"It is easy to confuse what is with what ought to be, especially when what is has worked out in your favor."
- Tyrion Lannister

"Lannister. Baratheon. Stark. Tyrell. They're all just spokes on a wheel. This one's on top, then that's ones on top and on and on it spins, crushing those on the ground. I'm not going to stop the wheel. I'm going to break the wheel."

- Daenerys Targaryen


"The Lord of Light wants his enemies burned. The Drowned God wants them drowned. Why are all the gods such vicious cunts? Where's the God of Tits and Wine?"

- Tyrion Lannister
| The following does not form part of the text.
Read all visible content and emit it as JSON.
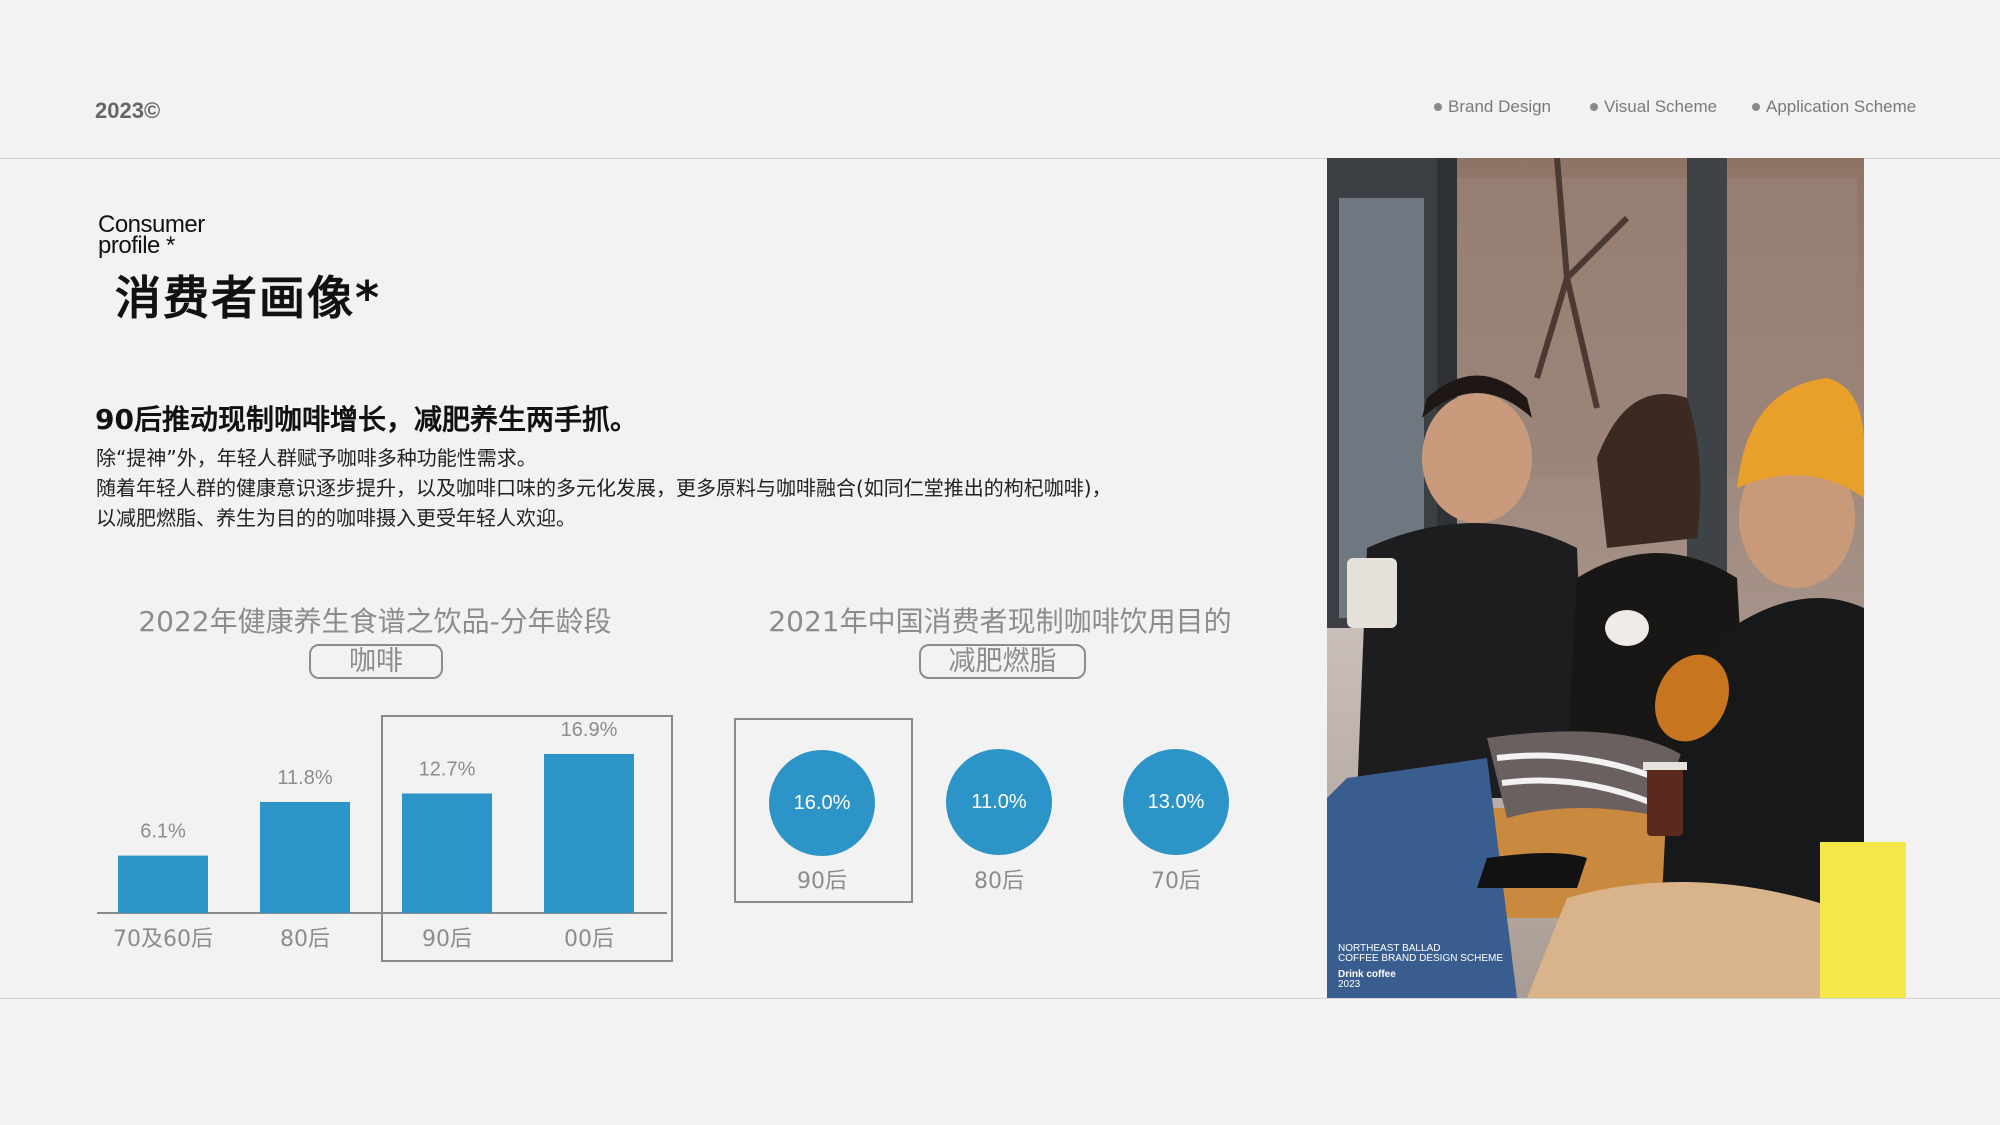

"The common people pray for rain, healthy children, and a summer that never ends. It is no matter to them if the high lords play their game of thrones, so long as they are left in peace. They never are."

- Jorah Mormont


"These bad people are what I'm good at. Out talking them. Out thinking them."

- Tyrion Lannister


"What happened? I think fundamentals were trumped by mechanics and, to a lesser extent, by demographics."

- Michael Barone

"If you want to know what God thinks of money, just look at the people he gave it to."
- Dorothy Parker

Friday, July 21, 2017

DeLong quotes Avent on the recovery

Must-Read: Ryan Avent: MAKING MONETARY POLICY GREAT AGAIN: "Obama’s response to the economic crisis... the timidity of his stimulus plan... his failure to provide broad support to struggling homeowners... his premature pivot to deficit cutting...
http://democracyjournal.org/magazine/45/making-monetary-policy-great-again/ 

...While Roosevelt’s New Deal programs left an indelible mark on the American economy and society, it was his decisive monetary action that saved America from continuing depression. On just his third day... Roosevelt declared a bank holiday... suspended... the... gold standard... a policy of reflation. The economic response was immediate.... Obama would not pursue any comparably radical policy.... His Administration left the hard work of rehabilitating the economy to the Federal Reserve, while the federal government turned to deficit reduction....
 
The decades prior to the crisis taught political leaders that economic management was the Fed’s job, one it could handle ably. Experience since the financial crisis strongly suggests that assumption was mistaken. It should not have taken six years to return the unemployment rate to the pre-crisis level, nor should so much of the reduction in unemployment have come in the form of frustrated workers leaving the labor force. American incomes should not have been allowed to fall below the pre-crisis trend, and at least some of that shortfall ought to have been made up. Most critically, now, nearly ten years after the start of the Great Recession, the economy should be far better prepared to deal with the next crisis, not trapped with interest rates stuck near zero and the labor market still signaling that more people could be put to work for longer hours at higher rates of pay. 
As the Great Recession recedes into the past, the sense that urgent change in the making of economic policy is needed also fades...

No comments: